I have always treated my staff with respect. We all get along extremely well, however, you have to be able to lead and in some cases discipline. That can be difficult if you are too "friendly" with your direct reports. I try to separate business from personal.

It's easy for many to assume that once you're a PGA member, a head professional position just falls in your lap, and that simply isn't the case. When an assistant of yours works hard for a lengthy period of time and achieves his/her Class "A" status, and asks you "What's next?" What would you explain to them?

I would say make a list of what you would like in a head professional position: what type of club (private, resort, etc.), how large an operation, what geographic area of the country, etc. I would try to help him/her determine the best "fit" for their particular needs and talents. I would then explain that the talent pool is quite large and you may have to interview with numerous facilities before the right fit for both the professional and the club is found. I would tell them not to get discouraged as there are usually close to 100 applicants for the better jobs. I would encourage continual education and professional improvement, as well as networking. If a move to another type of operation would be in their best interest I would encourage them to consider that option.

During your different experiences, how have you approached and handled the ebbs and flows of the fluctuating wants and needs of the members and guests?

I have always tried to anticipate our members' needs. You have to constantly try to improve yourself as well as your operation. There is an old saying that those of us who dare to teach must never cease to learn. I first heard that from Bill Strausbaugh, who was my sponsor for PGA membership. Those are words to live by.

As hosts of the 2009 U.S. Women’s Open, can you describe the role you and your staff played before and during the event?

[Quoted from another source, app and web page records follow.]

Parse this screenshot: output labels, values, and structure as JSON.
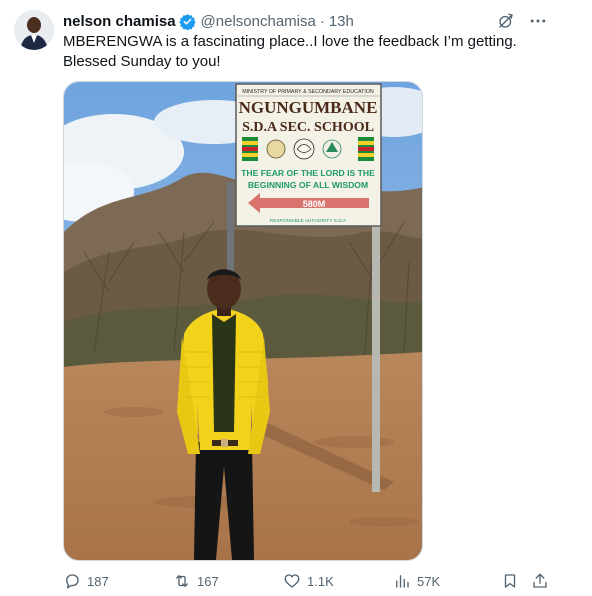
{
  "tweet": {
    "author_name": "nelson chamisa",
    "handle": "@nelsonchamisa",
    "separator": "·",
    "time": "13h",
    "text": "MBERENGWA is a fascinating place..I love the feedback I’m getting. Blessed Sunday to you!"
  },
  "sign": {
    "top_line": "MINISTRY OF PRIMARY & SECONDARY EDUCATION",
    "school_line1": "NGUNGUMBANE",
    "school_line2": "S.D.A SEC. SCHOOL",
    "motto_line1": "THE FEAR OF THE LORD IS THE",
    "motto_line2": "BEGINNING OF ALL WISDOM",
    "distance": "580M",
    "footer": "RESPONSIBLE AUTHORITY S.D.A"
  },
  "actions": {
    "replies": "187",
    "reposts": "167",
    "likes": "1.1K",
    "views": "57K"
  },
  "icons": {
    "verified": "verified-badge-icon",
    "grok": "grok-icon",
    "more": "more-icon",
    "reply": "reply-icon",
    "repost": "repost-icon",
    "like": "heart-icon",
    "views": "views-icon",
    "bookmark": "bookmark-icon",
    "share": "share-icon"
  },
  "colors": {
    "verified_blue": "#1d9bf0",
    "muted_text": "#536471",
    "jacket_yellow": "#f2d21b"
  }
}
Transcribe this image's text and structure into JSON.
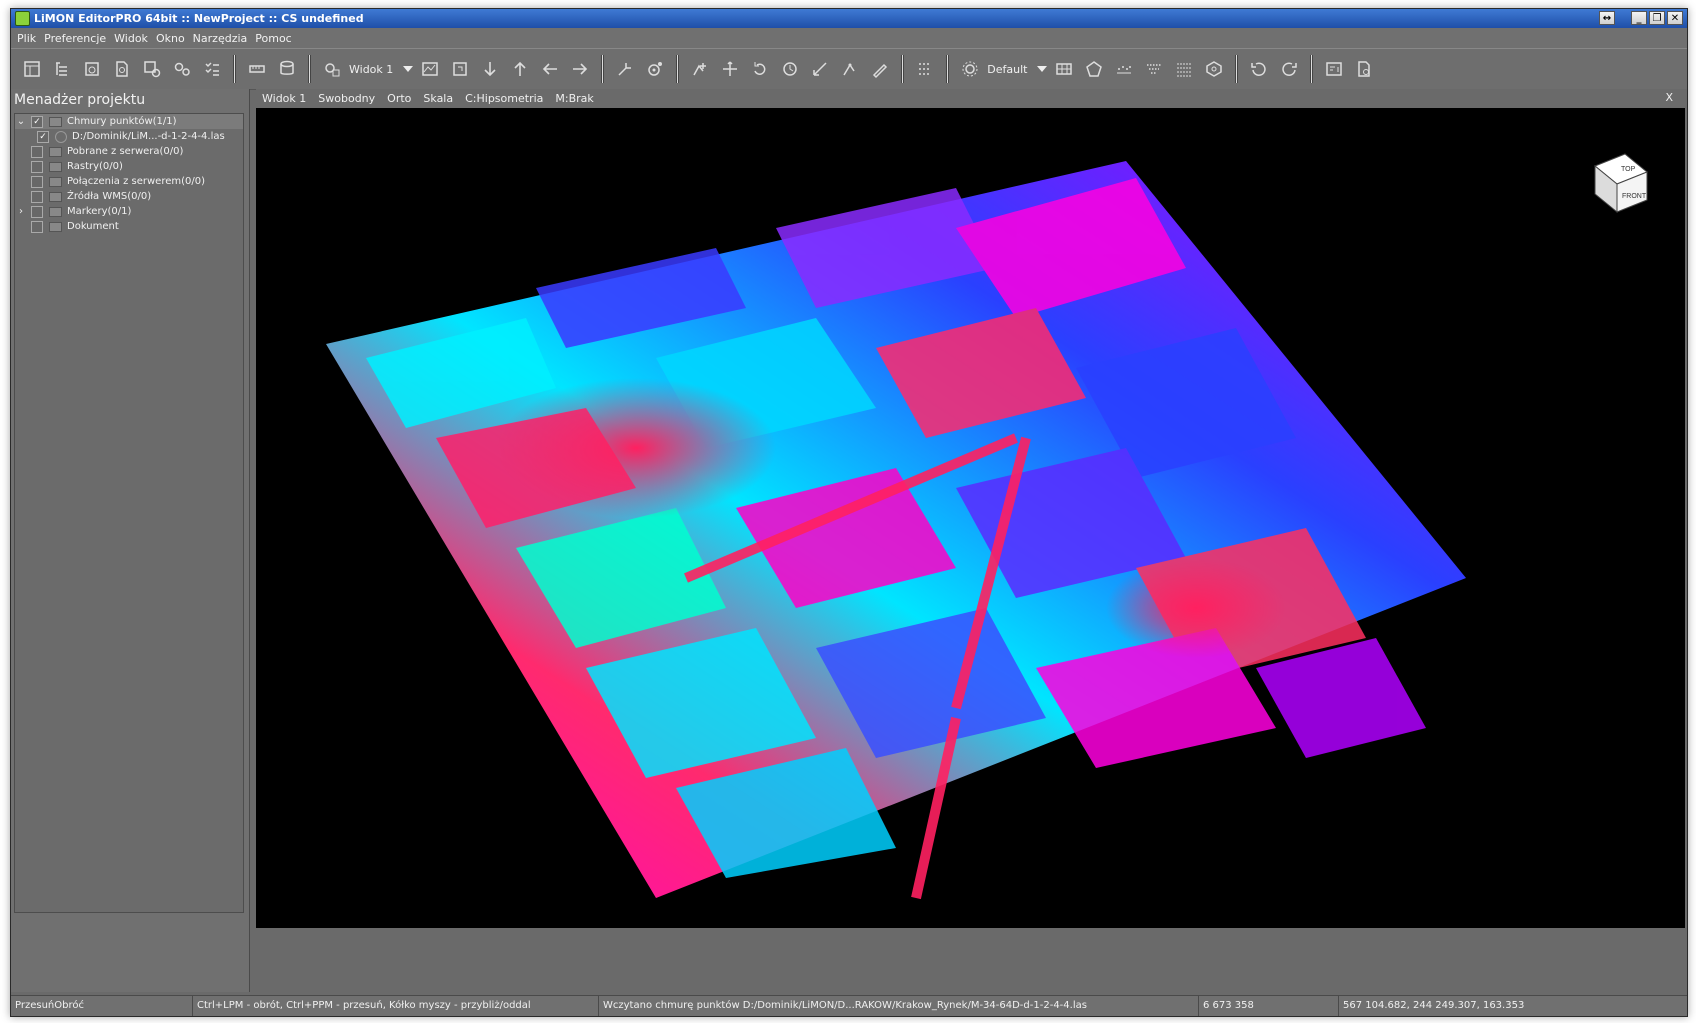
{
  "window": {
    "title": "LiMON EditorPRO 64bit :: NewProject :: CS undefined",
    "buttons": {
      "extra": "↔",
      "minimize": "_",
      "restore": "❐",
      "close": "✕"
    }
  },
  "menu": [
    "Plik",
    "Preferencje",
    "Widok",
    "Okno",
    "Narzędzia",
    "Pomoc"
  ],
  "toolbar": {
    "view_combo": "Widok 1",
    "style_combo": "Default"
  },
  "sidebar": {
    "title": "Menadżer projektu",
    "tree": [
      {
        "label": "Chmury punktów(1/1)",
        "checked": "✓",
        "expander": "⌄"
      },
      {
        "label": "D:/Dominik/LiM...-d-1-2-4-4.las",
        "checked": "✓"
      },
      {
        "label": "Pobrane z serwera(0/0)"
      },
      {
        "label": "Rastry(0/0)"
      },
      {
        "label": "Połączenia z serwerem(0/0)"
      },
      {
        "label": "Źródła WMS(0/0)"
      },
      {
        "label": "Markery(0/1)",
        "expander": "›"
      },
      {
        "label": "Dokument"
      }
    ]
  },
  "viewport": {
    "tabs": [
      "Widok 1",
      "Swobodny",
      "Orto",
      "Skala",
      "C:Hipsometria",
      "M:Brak"
    ],
    "close": "X",
    "viewcube": {
      "top": "TOP",
      "front": "FRONT"
    }
  },
  "status": {
    "mode": "PrzesuńObróć",
    "hint": "Ctrl+LPM - obrót, Ctrl+PPM - przesuń, Kółko myszy - przybliż/oddal",
    "message": "Wczytano chmurę punktów D:/Dominik/LiMON/D...RAKOW/Krakow_Rynek/M-34-64D-d-1-2-4-4.las",
    "count": "6 673 358",
    "coords": "567 104.682, 244 249.307, 163.353"
  },
  "colors": {
    "titlebar": "#2a5fc0",
    "panel": "#707070",
    "viewport_bg": "#000000"
  }
}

I have had the opportunity to be involved with the three most recent USGA Championships we have hosted at Saucon Valley: the 1992 and 2000 U.S. Senior Opens and the 2009 U.S. Women’s Open. My staff was involved in assisting with player registration, coordinating practice round tee times, staffing the practice range, coordinating player bag storage, assigning caddies (we used five SVCC caddies during the Championship – more during practice rounds) and handling sales in the golf shop. In all USGA events you essentially turn over your facility to the USGA Championship Committee the week of the tournament. We had regular member and guest play right up to the Sunday before the Championship. We had our third course, Weyhill, open during the event with starting times filled from 8:00 AM until 6:00 PM every day of tournament week. The day after the Championship concluded we hosted an outing for four of the major corporate sponsors. It was then back to business as usual. It was an exciting week for the entire staff, albeit an exhausting one.